10. The big spike at 95 and the sudden drop after it is actually a big cover up. Scores are presumably inflated and pushed till a certain point and not beyond that. Why might this be the case? Because if too many people suddenly jumped the 95 barrier as well, college admission cut-offs would soar upto 100% immediately, everyone would be curious to see what kind of examinations result in such high marks and all eyes of suspicion and scrutiny would be on the board. Coincidentally, 95 also happens to be the mark after which the equally generous ISC-ICSE board becomes extremely stingy about the marks it hands out as you might find in the graphs which I plotted over here in my last article Exposing CBSE and ICSE. I'm wondering if there is some unofficial agreement between these boards about how scores are to be rigged in this unique educational match fixing game.
11. In curves like those for Physics, Chemistry, Biology for the 2004-2009 period there's one surprising peak around the 50-55 mark range. Note that it transforms into two close peaks around 2010, which become more and more prominent around 2013. And the curvy side on the ride, becomes almost like a straight edge of a triangle (ending with a spike at 95) as time passes.
12. We've discussed these strange scoring patterns enough for now. What are the implications which come to my mind?
(a) When it comes to college admissions, students from other boards (state boards) will be unfairly disadvantaged.

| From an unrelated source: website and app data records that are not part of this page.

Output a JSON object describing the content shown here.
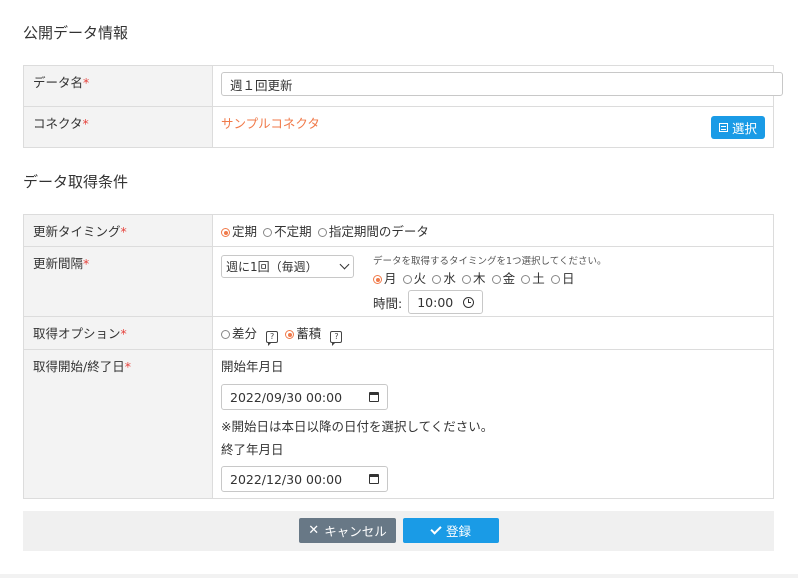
{
  "sections": {
    "public_data": "公開データ情報",
    "acquisition": "データ取得条件"
  },
  "required_mark": "*",
  "fields": {
    "data_name": {
      "label": "データ名",
      "value": "週１回更新"
    },
    "connector": {
      "label": "コネクタ",
      "value": "サンプルコネクタ",
      "select_button": "選択"
    },
    "update_timing": {
      "label": "更新タイミング",
      "options": [
        "定期",
        "不定期",
        "指定期間のデータ"
      ],
      "selected": "定期"
    },
    "update_interval": {
      "label": "更新間隔",
      "select_value": "週に1回（毎週）",
      "hint": "データを取得するタイミングを1つ選択してください。",
      "days": [
        "月",
        "火",
        "水",
        "木",
        "金",
        "土",
        "日"
      ],
      "selected_day": "月",
      "time_label": "時間:",
      "time_value": "10:00"
    },
    "acquisition_option": {
      "label": "取得オプション",
      "options": [
        "差分",
        "蓄積"
      ],
      "selected": "蓄積"
    },
    "period": {
      "label": "取得開始/終了日",
      "start_label": "開始年月日",
      "start_value": "2022/09/30 00:00",
      "note": "※開始日は本日以降の日付を選択してください。",
      "end_label": "終了年月日",
      "end_value": "2022/12/30 00:00"
    }
  },
  "footer": {
    "cancel_label": "キャンセル",
    "register_label": "登録"
  },
  "colors": {
    "accent_blue": "#1a9be6",
    "accent_orange": "#f07a4a",
    "required_red": "#e6423c",
    "cancel_gray": "#687886"
  },
  "icons": [
    "list-icon",
    "clock-icon",
    "help-icon",
    "calendar-icon",
    "close-icon",
    "check-icon"
  ]
}
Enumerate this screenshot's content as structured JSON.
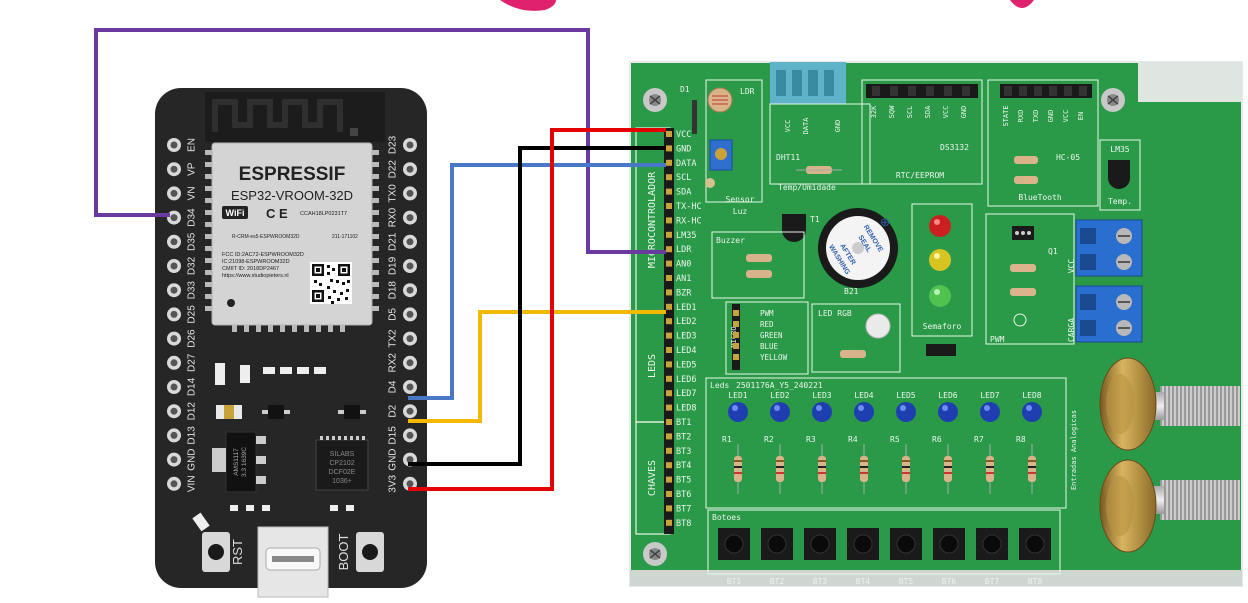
{
  "esp32": {
    "brand": "ESPRESSIF",
    "module": "ESP32-VROOM-32D",
    "wifi": "WiFi",
    "ce": "C E",
    "ccah": "CCAH18LP0231T7",
    "cmiit": "R-CRM-es5-ESPWROOM32D",
    "id211": "211-171102",
    "fcc": "FCC ID:2AC72-ESPWROOM32D",
    "ic": "IC:21098-ESPWROOM32D",
    "cmiit_id": "CMIIT ID: 2018DP2467",
    "url": "https://www.studiopieters.nl",
    "left_pins": [
      "EN",
      "VP",
      "VN",
      "D34",
      "D35",
      "D32",
      "D33",
      "D25",
      "D26",
      "D27",
      "D14",
      "D12",
      "D13",
      "GND",
      "VIN"
    ],
    "right_pins": [
      "D23",
      "D22",
      "TX0",
      "RX0",
      "D21",
      "D19",
      "D18",
      "D5",
      "TX2",
      "RX2",
      "D4",
      "D2",
      "D15",
      "GND",
      "3V3"
    ],
    "reg_chip": "AMS1117\n3.3 1639C",
    "usb_chip": [
      "SILABS",
      "CP2102",
      "DCF02E",
      "1036+"
    ],
    "rst": "RST",
    "boot": "BOOT"
  },
  "board": {
    "left_pins": [
      "VCC",
      "GND",
      "DATA",
      "SCL",
      "SDA",
      "TX-HC",
      "RX-HC",
      "LM35",
      "LDR",
      "AN0",
      "AN1",
      "BZR",
      "LED1",
      "LED2",
      "LED3",
      "LED4",
      "LED5",
      "LED6",
      "LED7",
      "LED8",
      "BT1",
      "BT2",
      "BT3",
      "BT4",
      "BT5",
      "BT6",
      "BT7",
      "BT8"
    ],
    "group_labels": [
      "MICROCONTROLADOR",
      "LEDS",
      "CHAVES"
    ],
    "ldr_label": "LDR",
    "d1": "D1",
    "sensor_luz": "Sensor\nLuz",
    "dht_pins": [
      "VCC",
      "DATA",
      "GND"
    ],
    "dht": "DHT11",
    "temp_umidade": "Temp/Umidade",
    "rtc_pins": [
      "32K",
      "SQW",
      "SCL",
      "SDA",
      "VCC",
      "GND"
    ],
    "ds": "DS3132",
    "rtc": "RTC/EEPROM",
    "hc_pins": [
      "STATE",
      "RXD",
      "TXD",
      "GND",
      "VCC",
      "EN"
    ],
    "hc05": "HC-05",
    "bluetooth": "BlueTooth",
    "lm35": "LM35",
    "temp": "Temp.",
    "t1": "T1",
    "buzzer": "Buzzer",
    "buzzer_sticker": [
      "REMOVE",
      "SEAL",
      "AFTER",
      "WASHING"
    ],
    "b21": "B21",
    "semaforo": "Semaforo",
    "q1": "Q1",
    "vcc": "VCC",
    "carga": "CARGA",
    "pwm_label": "PWM",
    "micro_pins": [
      "PWM",
      "RED",
      "GREEN",
      "BLUE",
      "YELLOW"
    ],
    "micro": "MICRO",
    "led_rgb": "LED RGB",
    "leds_title": "Leds",
    "leds_code": "2501176A_Y5_240221",
    "leds": [
      "LED1",
      "LED2",
      "LED3",
      "LED4",
      "LED5",
      "LED6",
      "LED7",
      "LED8"
    ],
    "resistors": [
      "R1",
      "R2",
      "R3",
      "R4",
      "R5",
      "R6",
      "R7",
      "R8"
    ],
    "entradas": "Entradas Analogicas",
    "botoes": "Botoes",
    "buttons": [
      "BT1",
      "BT2",
      "BT3",
      "BT4",
      "BT5",
      "BT6",
      "BT7",
      "BT8"
    ]
  },
  "colors": {
    "wire_purple": "#6a3aa0",
    "wire_blue": "#4a78c8",
    "wire_yellow": "#f3b800",
    "wire_black": "#000000",
    "wire_red": "#e50000",
    "pcb": "#1f8a3c",
    "esp_board": "#262626",
    "title_pink": "#e0226e"
  }
}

(b) Not only students from other boards, but good students from CBSE (or for that matter ICSE) themselves will be unfairly disadvantaged because there will be a sudden compression of marks in the high-scoring range, because of which the examination loses its ability to differentiate between good and very-good students. Each mark lost will result in a sudden, unexpected drop of percentile in the 90+ zone.

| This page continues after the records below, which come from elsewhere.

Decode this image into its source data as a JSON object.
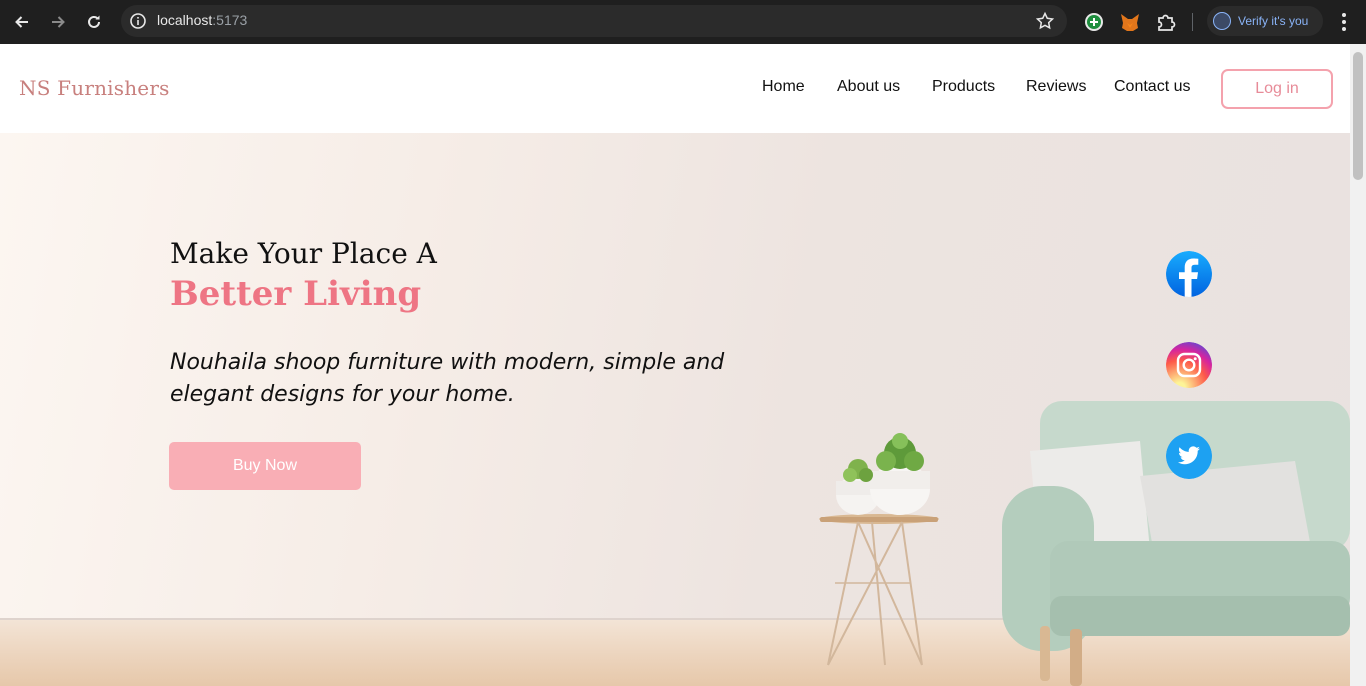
{
  "browser": {
    "url_host": "localhost",
    "url_port": ":5173",
    "profile_label": "Verify it's you",
    "icons": [
      "back-icon",
      "forward-icon",
      "reload-icon",
      "site-info-icon",
      "bookmark-star-icon",
      "extension-add-icon",
      "metamask-fox-icon",
      "extensions-puzzle-icon",
      "profile-avatar-icon",
      "menu-kebab-icon"
    ]
  },
  "navbar": {
    "brand": "NS Furnishers",
    "links": [
      "Home",
      "About us",
      "Products",
      "Reviews",
      "Contact us"
    ],
    "login_label": "Log in"
  },
  "hero": {
    "title_line1": "Make Your Place A",
    "title_line2": "Better Living",
    "subtitle": "Nouhaila shoop furniture with modern, simple and elegant designs for your home.",
    "cta_label": "Buy Now"
  },
  "social": [
    {
      "name": "facebook",
      "icon": "facebook-icon",
      "color": "#1877f2"
    },
    {
      "name": "instagram",
      "icon": "instagram-icon",
      "color": "#d6249f"
    },
    {
      "name": "twitter",
      "icon": "twitter-icon",
      "color": "#1da1f2"
    }
  ],
  "colors": {
    "accent": "#ee7584",
    "brand": "#c8807e",
    "button": "#f9aeb5",
    "login_border": "#f4a2ad"
  }
}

(c) Students, parents, schools and employers have reasons to have no confidence on the scores which end up on marksheets.
13. Some might jump on me and say, that it is extremely naive to apply the central limit theorem blindly and expect a perfect bell shaped Gaussian. I am not expecting an ideal Gaussian from a Math book. I am only expecting something which resembles it. It might be lumpy (different kinds of student groups: leading to mixtures) and it might be skewed (depending on how easy or difficult the examinations were) and it might be slightly uneven (depending on the marks assigned for each question in the exam and the scoring blocks). But there is certainly no reason to accept a complete breakdown of the Gaussian structure. I am not alone in my assumption.
Once again I quote this line from Dr. Glen Rowley's report: "In populations of the size we are dealing with here, distributions of achievement will be normal, or approximately so".
14. The Boards are taking cover of what they call a Moderation Policy to make adjustments to scores. That is a big cover up as Dr. Dheeraj Sanghi, Professor of Computer Science at IIT Kanpur has nicely explained in his blog. His blog is no longer public but you can take a look at his cached post over here.
I think I have put enough numbers and data into the public domain and this is my last post on this topic for now. Administrators should stop behaving like bulls in china shops by tinkering around with marking patterns and completely randomizing our already broken and non-transparent education system. And HRD should stop announcing bizarre policies to make comparisons and rankings across 40 different boards.